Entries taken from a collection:
== Segment start ==

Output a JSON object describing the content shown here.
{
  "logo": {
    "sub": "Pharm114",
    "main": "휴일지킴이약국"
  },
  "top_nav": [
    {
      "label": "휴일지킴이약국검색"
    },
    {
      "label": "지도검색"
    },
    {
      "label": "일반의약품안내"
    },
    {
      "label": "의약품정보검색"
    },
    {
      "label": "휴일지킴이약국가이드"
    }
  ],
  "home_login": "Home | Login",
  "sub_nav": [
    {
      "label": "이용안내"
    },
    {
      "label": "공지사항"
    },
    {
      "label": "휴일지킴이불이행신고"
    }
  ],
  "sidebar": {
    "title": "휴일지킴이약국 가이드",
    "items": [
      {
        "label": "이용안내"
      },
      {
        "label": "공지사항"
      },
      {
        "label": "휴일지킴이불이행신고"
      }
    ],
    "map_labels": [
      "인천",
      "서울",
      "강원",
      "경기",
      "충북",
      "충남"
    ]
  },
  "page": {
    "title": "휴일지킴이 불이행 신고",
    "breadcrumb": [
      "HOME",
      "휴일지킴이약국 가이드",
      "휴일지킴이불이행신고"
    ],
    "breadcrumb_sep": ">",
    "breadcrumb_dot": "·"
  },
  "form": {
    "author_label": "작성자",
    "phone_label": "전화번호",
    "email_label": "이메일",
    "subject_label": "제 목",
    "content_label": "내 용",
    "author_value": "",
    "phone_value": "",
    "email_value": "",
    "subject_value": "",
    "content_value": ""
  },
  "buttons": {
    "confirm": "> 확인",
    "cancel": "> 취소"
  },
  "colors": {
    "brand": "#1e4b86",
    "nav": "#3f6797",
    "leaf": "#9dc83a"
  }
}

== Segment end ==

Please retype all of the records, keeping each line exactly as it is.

REPLY ::
Output a JSON object describing the content shown here.
{
  "logo": {
    "sub": "Pharm114",
    "main": "휴일지킴이약국"
  },
  "top_nav": [
    {
      "label": "휴일지킴이약국검색"
    },
    {
      "label": "지도검색"
    },
    {
      "label": "일반의약품안내"
    },
    {
      "label": "의약품정보검색"
    },
    {
      "label": "휴일지킴이약국가이드"
    }
  ],
  "home_login": "Home | Login",
  "sub_nav": [
    {
      "label": "이용안내"
    },
    {
      "label": "공지사항"
    },
    {
      "label": "휴일지킴이불이행신고"
    }
  ],
  "sidebar": {
    "title": "휴일지킴이약국 가이드",
    "items": [
      {
        "label": "이용안내"
      },
      {
        "label": "공지사항"
      },
      {
        "label": "휴일지킴이불이행신고"
      }
    ],
    "map_labels": [
      "인천",
      "서울",
      "강원",
      "경기",
      "충북",
      "충남"
    ]
  },
  "page": {
    "title": "휴일지킴이 불이행 신고",
    "breadcrumb": [
      "HOME",
      "휴일지킴이약국 가이드",
      "휴일지킴이불이행신고"
    ],
    "breadcrumb_sep": ">",
    "breadcrumb_dot": "·"
  },
  "form": {
    "author_label": "작성자",
    "phone_label": "전화번호",
    "email_label": "이메일",
    "subject_label": "제 목",
    "content_label": "내 용",
    "author_value": "",
    "phone_value": "",
    "email_value": "",
    "subject_value": "",
    "content_value": ""
  },
  "buttons": {
    "confirm": "> 확인",
    "cancel": "> 취소"
  },
  "colors": {
    "brand": "#1e4b86",
    "nav": "#3f6797",
    "leaf": "#9dc83a"
  }
}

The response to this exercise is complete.